Massachusetts is facing a heartbreaking drug abuse epidemic. In 2015, Bay State families encountered 1,379 unintentional opioid overdose deaths, up 51% from 2013. Even now, overdose deaths in MA continue to rise. Fortunately, Massachusetts passed the first state drug-abuse prevention law that includes a requirement for pharmaceutical companies to pay for the safe disposal of unwanted medications.

With the law in place, it’s time to put it into action! 

Nearly 70% of people who begin using prescription drugs non-medically get them from a family member or friend, and opioid abuse is often a gateway to heroin use, addiction, and overdose death

Storing unwanted or expired medications in the home puts seniors, children, and pets at risk for accidental poisoning, while flushing them down the drain or putting them in the trash contaminates our drinking water and harms aquatic species

Trashing drugs also leaves them open to children, pets, and addicts, even when mixed with kitty litter or coffee grounds. 

That’s why the Product Stewardship Institute (PSI) wants to keep leftover drugs out of your medicine cabinets, trash bins, and waterways.
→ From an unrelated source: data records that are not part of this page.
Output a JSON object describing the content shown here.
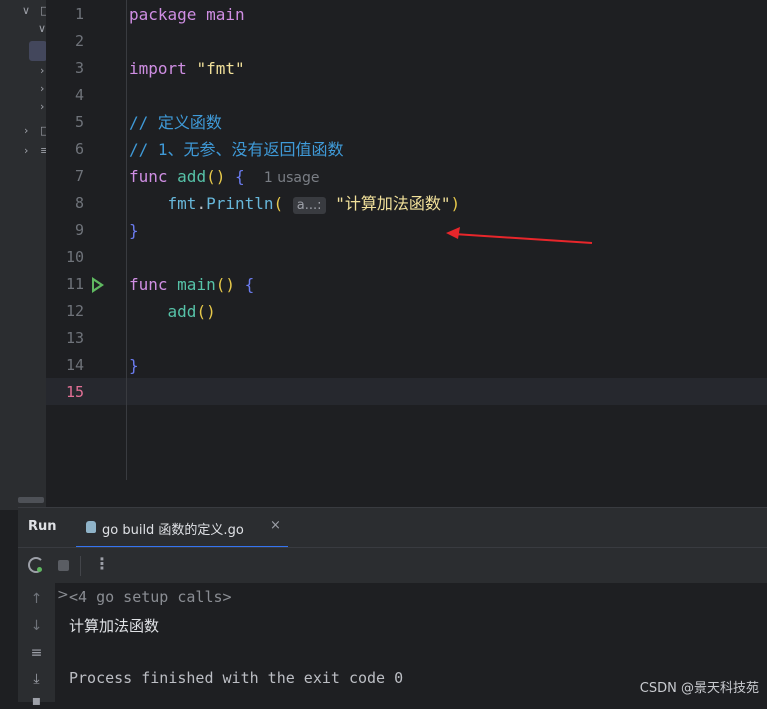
{
  "editor": {
    "line_numbers": [
      "1",
      "2",
      "3",
      "4",
      "5",
      "6",
      "7",
      "8",
      "9",
      "10",
      "11",
      "12",
      "13",
      "14",
      "15"
    ],
    "current_line": "15",
    "code": {
      "l1_kw": "package",
      "l1_name": "main",
      "l3_kw": "import",
      "l3_str": "\"fmt\"",
      "l5_comment": "// 定义函数",
      "l6_comment": "// 1、无参、没有返回值函数",
      "l7_kw": "func",
      "l7_name": "add",
      "l7_parens": "()",
      "l7_brace": "{",
      "l7_hint": "1 usage",
      "l8_pkg": "fmt",
      "l8_dot": ".",
      "l8_call": "Println",
      "l8_paren_open": "(",
      "l8_inlay": "a...:",
      "l8_str": "\"计算加法函数\"",
      "l8_paren_close": ")",
      "l9_brace": "}",
      "l11_kw": "func",
      "l11_name": "main",
      "l11_parens": "()",
      "l11_brace": "{",
      "l12_call": "add",
      "l12_parens": "()",
      "l14_brace": "}"
    }
  },
  "run_panel": {
    "title": "Run",
    "tab_label": "go build 函数的定义.go",
    "tab_close": "×",
    "more": "⋮",
    "console": {
      "setup_chevron": ">",
      "setup_line": "<4 go setup calls>",
      "output": "计算加法函数",
      "exit_line": "Process finished with the exit code 0"
    }
  },
  "watermark": "CSDN @景天科技苑",
  "colors": {
    "accent": "#3574f0",
    "annotation_arrow": "#e8262b",
    "run_green": "#5fb860"
  }
}
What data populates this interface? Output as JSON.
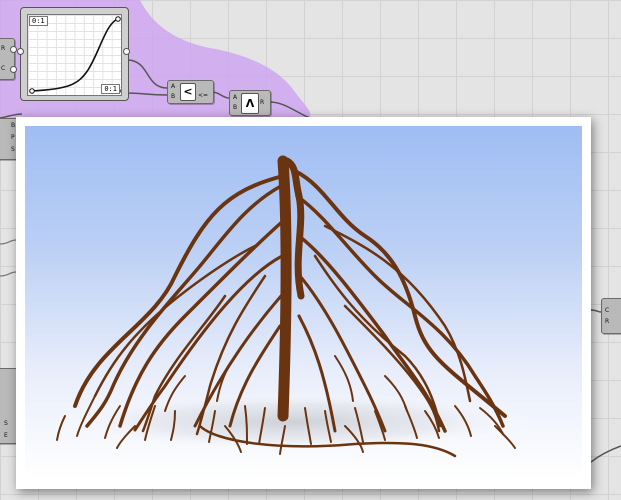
{
  "graph_mapper": {
    "top_range_label": "0:1",
    "bottom_range_label": "0:1",
    "curve": "sigmoid"
  },
  "nodes": {
    "left_node_top": {
      "ports": [
        "R",
        "C"
      ]
    },
    "less_than": {
      "inputs": [
        "A",
        "B"
      ],
      "symbol": "<",
      "output": "<="
    },
    "and_gate": {
      "inputs": [
        "A",
        "B"
      ],
      "symbol": "Λ",
      "output": "R"
    },
    "left_node_mid": {
      "ports": [
        "B",
        "P",
        "S"
      ]
    },
    "left_node_low": {
      "ports": [
        "S",
        "E"
      ]
    },
    "right_node": {
      "ports": [
        "C",
        "R"
      ]
    }
  },
  "render_preview": {
    "subject": "branching root system",
    "colors": {
      "sky_top": "#9fbdf3",
      "sky_bottom": "#ffffff",
      "root": "#6b3410",
      "group_highlight": "#cfa6f0"
    }
  }
}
We do this by setting up convenient collection kiosks that make it easy to drop off unwanted meds during your next trip to the pharmacy.

Our method works – but we need funding to make collection as convenient as possible for you and our fellow Bay Staters.

Together, we can save lives and protect our waterways.

Your donation will support our on-the-ground efforts in Massachusetts to set up convenient drop-off locations for leftover medications across the state.



Why PSI?

PSI has created solutions for safe drug disposal for over a decade:

- We run pilot projects at pharmacies to show that drug take-back works;

- We create clear educational materials  to ensure that everyone knows
what to do with leftover medications;

- We develop model policies requiring pharmaceutical companies to fund
and manage safe drug collection programs;

- We spearheaded a national effort to change federal law: now pharmacies,
hospitals, and other convenient locations can collect controlled substances.

Thanks to PSI’s help, Massachusetts, Vermont, and nearly a dozen local governments nationwide passed safe drug disposal laws.